There was one thing that I had missed doing on that first trip to South Africa that particularly stood out in my mind. There was already then a fledgling ski resort I had heard of called Tiffendell, but I had visited during October—long after the short South African ski season had come to an end. Of course, South Africa had been a beautiful experience, and I was happy to now have an excuse to return with my son.
In actual fact, South Africa has two ski areas, and the one with the longest history is the Matroosberg, near Cape Town, where Eddie Pells first skied in 1929 on a pair of boards that he brought home from Mürren, where he had learned the sport from the legendary Sir Arnold Lunn. Matroosberg also established the first lift—a rudimentary rope tow that pulled its first skiers up the mountain in 1957. At its best, Matroosberg offers more than 300 vertical meters of skiing.
Be that as it may, they do have a slight problem. They have no snowmaking equipment, and while South Africa has plenty of mountains and the winter temperature often plummets well below zero in the high elevations, the winter in this part of the world is the dry season.
That simple fact makes the country’s other resort the only reliable place to ski. Tiffendell is the proud owner of nine snow guns and generally can offer skiing from early June to the beginning of September. Hence, it was Erik’s and my destination.
We have all probably used the phrase “in the middle of nowhere” at sometime or another, but there is certainly no more fitting location on Earth to which that description applies than Tiffendell. South Africa is, in and of itself, close to the end of the world, so to speak, and the further south you travel, the deeper into the bush you get.

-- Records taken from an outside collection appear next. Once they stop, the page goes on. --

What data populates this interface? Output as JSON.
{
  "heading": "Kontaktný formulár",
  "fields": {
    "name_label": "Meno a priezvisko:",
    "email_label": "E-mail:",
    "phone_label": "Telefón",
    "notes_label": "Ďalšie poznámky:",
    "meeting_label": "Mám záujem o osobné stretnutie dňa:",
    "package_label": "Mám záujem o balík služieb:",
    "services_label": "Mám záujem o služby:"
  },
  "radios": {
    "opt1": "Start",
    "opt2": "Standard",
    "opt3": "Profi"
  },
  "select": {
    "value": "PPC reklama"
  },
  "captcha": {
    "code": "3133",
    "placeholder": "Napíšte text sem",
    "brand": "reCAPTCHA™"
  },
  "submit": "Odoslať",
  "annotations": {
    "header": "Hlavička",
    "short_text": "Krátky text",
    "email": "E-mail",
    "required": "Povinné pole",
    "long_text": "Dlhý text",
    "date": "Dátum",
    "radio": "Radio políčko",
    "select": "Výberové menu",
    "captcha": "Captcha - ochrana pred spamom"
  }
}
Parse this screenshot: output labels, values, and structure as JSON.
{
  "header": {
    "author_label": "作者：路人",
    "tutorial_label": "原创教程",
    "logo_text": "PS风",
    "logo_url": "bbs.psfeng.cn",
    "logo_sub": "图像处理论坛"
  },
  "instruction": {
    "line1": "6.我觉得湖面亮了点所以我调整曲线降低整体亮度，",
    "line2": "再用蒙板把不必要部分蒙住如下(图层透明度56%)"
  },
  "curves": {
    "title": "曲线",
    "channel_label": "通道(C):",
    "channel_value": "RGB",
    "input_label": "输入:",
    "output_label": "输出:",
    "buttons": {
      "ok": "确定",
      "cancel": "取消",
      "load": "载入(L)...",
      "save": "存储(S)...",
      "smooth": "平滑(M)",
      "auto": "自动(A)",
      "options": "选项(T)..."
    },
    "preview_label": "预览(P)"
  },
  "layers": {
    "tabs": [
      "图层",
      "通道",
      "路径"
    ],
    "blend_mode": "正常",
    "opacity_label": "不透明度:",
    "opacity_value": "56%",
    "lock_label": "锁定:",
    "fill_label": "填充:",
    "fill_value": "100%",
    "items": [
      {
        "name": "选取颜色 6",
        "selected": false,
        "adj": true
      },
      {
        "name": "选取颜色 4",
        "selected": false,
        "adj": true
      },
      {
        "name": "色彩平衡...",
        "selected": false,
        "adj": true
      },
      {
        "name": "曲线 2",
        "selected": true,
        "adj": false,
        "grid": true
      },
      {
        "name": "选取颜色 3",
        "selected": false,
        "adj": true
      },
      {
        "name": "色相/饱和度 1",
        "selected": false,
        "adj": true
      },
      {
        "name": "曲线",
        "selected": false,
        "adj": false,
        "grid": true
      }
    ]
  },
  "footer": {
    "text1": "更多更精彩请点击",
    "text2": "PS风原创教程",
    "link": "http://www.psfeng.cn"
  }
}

The complete story is in the coffee table book Skiing Around the World Volume II by Jimmy Petterson.